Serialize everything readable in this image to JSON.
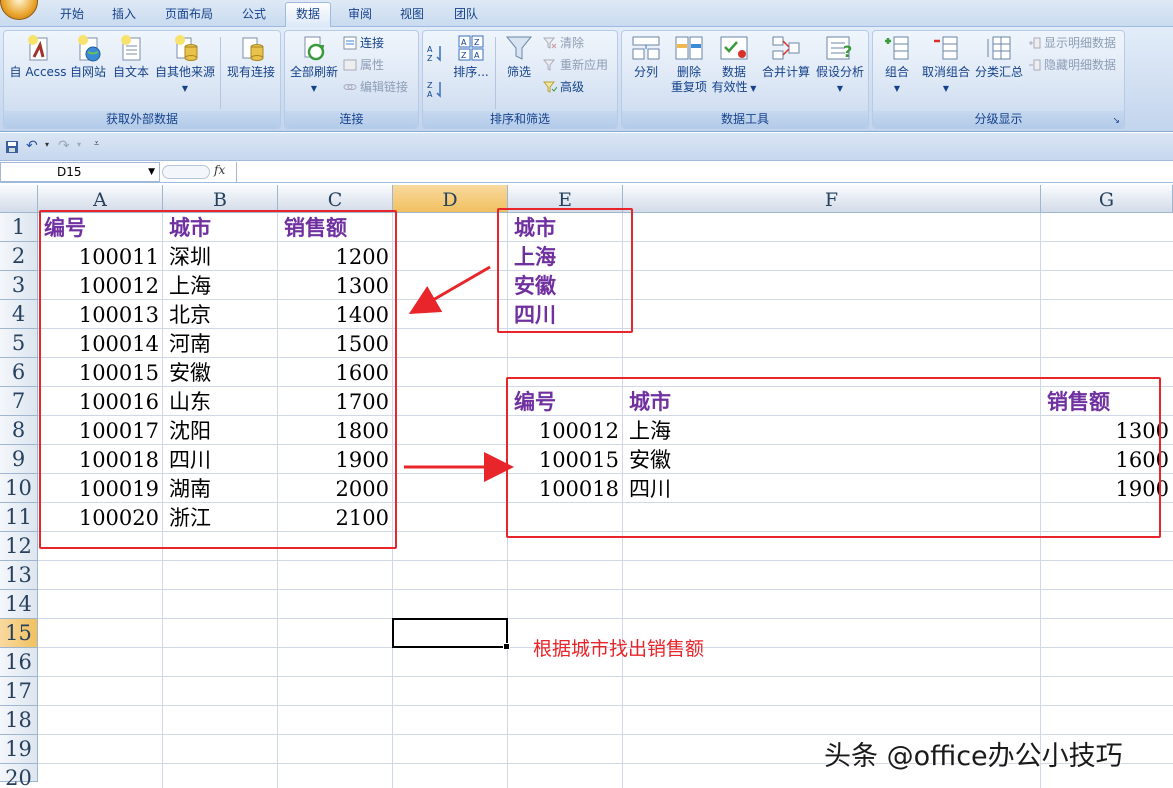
{
  "ribbon": {
    "tabs": [
      "开始",
      "插入",
      "页面布局",
      "公式",
      "数据",
      "审阅",
      "视图",
      "团队"
    ],
    "active_tab": "数据",
    "groups": {
      "external": {
        "label": "获取外部数据",
        "access": "自 Access",
        "web": "自网站",
        "text": "自文本",
        "other": "自其他来源",
        "existing": "现有连接"
      },
      "connections": {
        "label": "连接",
        "refresh_all": "全部刷新",
        "connect": "连接",
        "properties": "属性",
        "edit_links": "编辑链接"
      },
      "sort_filter": {
        "label": "排序和筛选",
        "sort": "排序...",
        "filter": "筛选",
        "clear": "清除",
        "reapply": "重新应用",
        "advanced": "高级"
      },
      "data_tools": {
        "label": "数据工具",
        "text_to_columns": "分列",
        "remove_dup_1": "删除",
        "remove_dup_2": "重复项",
        "validation_1": "数据",
        "validation_2": "有效性",
        "consolidate": "合并计算",
        "whatif": "假设分析"
      },
      "outline": {
        "label": "分级显示",
        "group": "组合",
        "ungroup": "取消组合",
        "subtotal": "分类汇总",
        "show_detail": "显示明细数据",
        "hide_detail": "隐藏明细数据"
      }
    }
  },
  "formula_bar": {
    "name_box": "D15",
    "fx": "fx",
    "formula": ""
  },
  "columns": [
    "A",
    "B",
    "C",
    "D",
    "E",
    "F",
    "G"
  ],
  "rows": [
    "1",
    "2",
    "3",
    "4",
    "5",
    "6",
    "7",
    "8",
    "9",
    "10",
    "11",
    "12",
    "13",
    "14",
    "15",
    "16",
    "17",
    "18",
    "19",
    "20"
  ],
  "selected": {
    "column": "D",
    "row": "15"
  },
  "source_table": {
    "headers": [
      "编号",
      "城市",
      "销售额"
    ],
    "rows": [
      [
        "100011",
        "深圳",
        "1200"
      ],
      [
        "100012",
        "上海",
        "1300"
      ],
      [
        "100013",
        "北京",
        "1400"
      ],
      [
        "100014",
        "河南",
        "1500"
      ],
      [
        "100015",
        "安徽",
        "1600"
      ],
      [
        "100016",
        "山东",
        "1700"
      ],
      [
        "100017",
        "沈阳",
        "1800"
      ],
      [
        "100018",
        "四川",
        "1900"
      ],
      [
        "100019",
        "湖南",
        "2000"
      ],
      [
        "100020",
        "浙江",
        "2100"
      ]
    ]
  },
  "criteria": {
    "header": "城市",
    "values": [
      "上海",
      "安徽",
      "四川"
    ]
  },
  "result_table": {
    "headers": [
      "编号",
      "城市",
      "销售额"
    ],
    "rows": [
      [
        "100012",
        "上海",
        "1300"
      ],
      [
        "100015",
        "安徽",
        "1600"
      ],
      [
        "100018",
        "四川",
        "1900"
      ]
    ]
  },
  "annotation": "根据城市找出销售额",
  "watermark": "头条 @office办公小技巧",
  "colors": {
    "header_text": "#7030a0",
    "highlight_box": "#e8252a",
    "ribbon_text": "#15428b"
  }
}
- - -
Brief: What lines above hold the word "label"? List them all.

Task solution:
        "label": "获取外部数据",
        "label": "连接",
        "label": "排序和筛选",
        "label": "数据工具",
        "label": "分级显示",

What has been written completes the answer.